I don’t want to sound withering about Zyka. What I had wasn’t bad. But it wasn’t great either. And this is the problem with awards: back in 2011 when Petersham Nurseries, a restaurant in a garden centre near Richmond with plain tables and no whistles and bells, won a Michelin star the chef there, Skye Gyngell, said that she wished she could give it back. The expectations of her customers changed, and they wanted to eat at a kind of restaurant she never wanted hers to be. It got too much, and she quit the following year.
I get that expectation problem, admittedly on a different level, with Zyka. If they hadn’t won an award, maybe the upshot of this review would be “eh, it’s okay”. But because it has, it’s hard not to come away saying “how did they manage that?” I had a much more enjoyable takeaway from Banarasi Kitchen earlier in the year – which is equally well placed to serve West Reading, and much closer to you if you live across town. But the restaurant Zyka really made me miss was Bhoj. I ordered deliveries from Bhoj a few times, back in its golden age when it was still on the Oxford Road, and it never disappointed me.
I’m sure Zyka would have done brilliantly back in the days when I still had a Blockbuster Video card, when it was all leaflets folded into three and putting a call in from your landline (remember landlines?), shouting above the background noise. But the world moves on, and things change. There is so much choice, and it raises the standard: a rising tide, as I often say, lifts all boats. Although perhaps it’s a neighbourhood thing, and maybe if you’re a Tilehurst resident you count your lucky stars to have it just down the road.
I should close by giving them the benefit of the doubt – maybe you had to be there. Maybe their full, eat-in menu has all the imagination and execution that was missing from my meal this week. And I know a restaurant is so much more than the food, so I wouldn’t be at all surprised if their welcome is warm, their service superlative. I’ll make a point of checking them out in person in the New Year, and I look forward to them making me eat my words. But, for now at least, I’d rather eat elsewhere.

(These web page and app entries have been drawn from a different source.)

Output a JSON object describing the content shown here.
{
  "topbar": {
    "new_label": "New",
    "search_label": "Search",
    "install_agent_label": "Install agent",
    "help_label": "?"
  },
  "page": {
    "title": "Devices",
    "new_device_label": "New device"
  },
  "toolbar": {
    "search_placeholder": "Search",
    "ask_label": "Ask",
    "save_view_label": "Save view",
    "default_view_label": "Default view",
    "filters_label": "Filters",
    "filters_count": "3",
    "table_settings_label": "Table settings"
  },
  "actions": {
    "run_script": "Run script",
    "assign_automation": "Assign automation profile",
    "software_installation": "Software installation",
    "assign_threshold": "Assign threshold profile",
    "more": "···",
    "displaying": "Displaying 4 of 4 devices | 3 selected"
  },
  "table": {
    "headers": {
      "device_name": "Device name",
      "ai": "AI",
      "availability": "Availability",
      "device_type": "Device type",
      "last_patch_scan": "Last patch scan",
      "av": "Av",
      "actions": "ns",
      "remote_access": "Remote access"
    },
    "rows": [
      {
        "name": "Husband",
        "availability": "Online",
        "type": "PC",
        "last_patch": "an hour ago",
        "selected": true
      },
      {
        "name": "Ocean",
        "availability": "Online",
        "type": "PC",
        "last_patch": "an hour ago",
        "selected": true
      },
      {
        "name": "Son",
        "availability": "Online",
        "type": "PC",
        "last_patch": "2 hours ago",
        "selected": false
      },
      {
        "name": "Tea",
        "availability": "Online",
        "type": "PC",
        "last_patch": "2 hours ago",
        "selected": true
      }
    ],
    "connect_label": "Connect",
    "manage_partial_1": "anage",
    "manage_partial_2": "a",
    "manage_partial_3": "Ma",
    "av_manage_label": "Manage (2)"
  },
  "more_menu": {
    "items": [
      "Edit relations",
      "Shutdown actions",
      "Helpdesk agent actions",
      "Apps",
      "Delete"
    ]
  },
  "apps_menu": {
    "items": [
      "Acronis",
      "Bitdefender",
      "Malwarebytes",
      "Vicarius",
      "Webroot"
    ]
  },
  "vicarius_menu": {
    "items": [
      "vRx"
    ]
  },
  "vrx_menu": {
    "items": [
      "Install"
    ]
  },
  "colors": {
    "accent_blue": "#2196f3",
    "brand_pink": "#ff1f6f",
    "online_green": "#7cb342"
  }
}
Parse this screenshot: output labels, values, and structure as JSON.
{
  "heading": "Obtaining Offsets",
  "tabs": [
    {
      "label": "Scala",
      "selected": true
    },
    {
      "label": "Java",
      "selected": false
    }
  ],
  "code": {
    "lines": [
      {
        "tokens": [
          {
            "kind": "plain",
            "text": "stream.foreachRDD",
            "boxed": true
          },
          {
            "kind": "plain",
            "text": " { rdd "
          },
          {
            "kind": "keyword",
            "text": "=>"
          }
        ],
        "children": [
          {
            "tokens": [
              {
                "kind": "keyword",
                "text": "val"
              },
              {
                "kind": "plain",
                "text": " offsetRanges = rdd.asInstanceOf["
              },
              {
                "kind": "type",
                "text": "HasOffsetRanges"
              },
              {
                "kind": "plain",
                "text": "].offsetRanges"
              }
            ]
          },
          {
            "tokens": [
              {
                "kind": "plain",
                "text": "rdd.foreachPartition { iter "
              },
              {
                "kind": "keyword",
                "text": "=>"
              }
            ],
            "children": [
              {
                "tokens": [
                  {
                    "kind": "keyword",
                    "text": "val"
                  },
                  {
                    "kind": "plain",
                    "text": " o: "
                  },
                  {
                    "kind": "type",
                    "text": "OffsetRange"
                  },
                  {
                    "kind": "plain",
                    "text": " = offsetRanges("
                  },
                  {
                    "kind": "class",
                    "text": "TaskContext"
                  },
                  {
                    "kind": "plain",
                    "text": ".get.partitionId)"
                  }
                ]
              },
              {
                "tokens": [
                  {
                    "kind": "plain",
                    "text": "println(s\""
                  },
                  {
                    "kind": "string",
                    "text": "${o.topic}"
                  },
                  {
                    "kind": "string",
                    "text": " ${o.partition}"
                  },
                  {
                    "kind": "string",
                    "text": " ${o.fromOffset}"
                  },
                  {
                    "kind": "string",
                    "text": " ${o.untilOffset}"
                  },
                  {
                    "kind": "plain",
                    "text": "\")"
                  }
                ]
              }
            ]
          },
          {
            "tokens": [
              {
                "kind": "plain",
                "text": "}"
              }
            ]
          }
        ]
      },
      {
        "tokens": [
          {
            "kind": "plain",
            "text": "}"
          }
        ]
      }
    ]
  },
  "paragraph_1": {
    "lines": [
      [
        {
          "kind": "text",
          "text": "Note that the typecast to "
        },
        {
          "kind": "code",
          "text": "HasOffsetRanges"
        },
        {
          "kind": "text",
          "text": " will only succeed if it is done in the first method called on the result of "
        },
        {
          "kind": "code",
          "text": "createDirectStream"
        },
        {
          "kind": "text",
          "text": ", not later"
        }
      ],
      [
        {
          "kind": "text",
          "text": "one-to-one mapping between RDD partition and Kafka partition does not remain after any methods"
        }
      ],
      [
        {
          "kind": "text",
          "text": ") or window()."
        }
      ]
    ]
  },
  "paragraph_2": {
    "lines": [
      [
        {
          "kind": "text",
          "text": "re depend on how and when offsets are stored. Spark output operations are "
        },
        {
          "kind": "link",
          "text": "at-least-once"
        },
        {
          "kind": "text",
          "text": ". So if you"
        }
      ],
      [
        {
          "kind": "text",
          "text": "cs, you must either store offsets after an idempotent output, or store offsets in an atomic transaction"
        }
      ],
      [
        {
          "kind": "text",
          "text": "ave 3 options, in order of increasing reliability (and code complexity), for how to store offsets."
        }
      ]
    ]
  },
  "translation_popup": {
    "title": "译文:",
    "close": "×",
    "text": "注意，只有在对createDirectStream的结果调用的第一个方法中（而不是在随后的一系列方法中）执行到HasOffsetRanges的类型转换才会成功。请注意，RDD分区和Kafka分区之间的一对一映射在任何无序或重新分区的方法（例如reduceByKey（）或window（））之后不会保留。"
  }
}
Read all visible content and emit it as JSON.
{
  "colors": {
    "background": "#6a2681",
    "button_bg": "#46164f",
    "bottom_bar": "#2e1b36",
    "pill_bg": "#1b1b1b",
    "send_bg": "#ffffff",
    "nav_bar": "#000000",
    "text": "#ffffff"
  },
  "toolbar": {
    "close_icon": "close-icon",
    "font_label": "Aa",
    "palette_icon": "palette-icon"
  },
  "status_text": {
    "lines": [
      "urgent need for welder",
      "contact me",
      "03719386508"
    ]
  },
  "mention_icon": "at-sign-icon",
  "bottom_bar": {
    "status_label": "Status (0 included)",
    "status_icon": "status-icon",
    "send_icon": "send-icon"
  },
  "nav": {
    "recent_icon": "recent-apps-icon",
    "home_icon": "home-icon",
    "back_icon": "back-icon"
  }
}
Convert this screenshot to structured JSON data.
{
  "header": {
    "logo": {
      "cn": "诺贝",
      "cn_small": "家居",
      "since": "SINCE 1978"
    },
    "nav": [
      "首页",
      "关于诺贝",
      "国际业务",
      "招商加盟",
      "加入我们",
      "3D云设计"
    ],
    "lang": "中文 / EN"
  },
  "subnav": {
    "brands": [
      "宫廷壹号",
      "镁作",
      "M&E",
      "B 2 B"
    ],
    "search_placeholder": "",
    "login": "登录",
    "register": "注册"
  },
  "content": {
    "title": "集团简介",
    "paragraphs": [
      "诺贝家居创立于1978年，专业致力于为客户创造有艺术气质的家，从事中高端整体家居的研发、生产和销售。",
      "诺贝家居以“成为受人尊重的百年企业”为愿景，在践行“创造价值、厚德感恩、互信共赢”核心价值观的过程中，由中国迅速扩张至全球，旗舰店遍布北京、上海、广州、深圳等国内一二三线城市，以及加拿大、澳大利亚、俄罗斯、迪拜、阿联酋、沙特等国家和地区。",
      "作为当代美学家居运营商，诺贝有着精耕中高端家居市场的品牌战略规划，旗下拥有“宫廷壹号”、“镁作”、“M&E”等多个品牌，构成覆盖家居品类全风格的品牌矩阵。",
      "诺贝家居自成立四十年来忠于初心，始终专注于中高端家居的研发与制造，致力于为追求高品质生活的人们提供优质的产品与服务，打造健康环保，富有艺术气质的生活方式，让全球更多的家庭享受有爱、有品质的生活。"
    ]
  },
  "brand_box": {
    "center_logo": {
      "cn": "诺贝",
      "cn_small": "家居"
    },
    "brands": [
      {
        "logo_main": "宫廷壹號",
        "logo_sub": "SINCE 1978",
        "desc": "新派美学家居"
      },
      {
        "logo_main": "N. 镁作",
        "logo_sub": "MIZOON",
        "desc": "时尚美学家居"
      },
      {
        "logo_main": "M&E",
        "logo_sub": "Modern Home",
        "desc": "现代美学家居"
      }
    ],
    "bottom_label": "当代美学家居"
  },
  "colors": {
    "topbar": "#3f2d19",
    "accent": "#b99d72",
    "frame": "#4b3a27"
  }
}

6 Park Lane, Tilehurst, Reading, RG31 5DL
Order via: Direct from the restaurant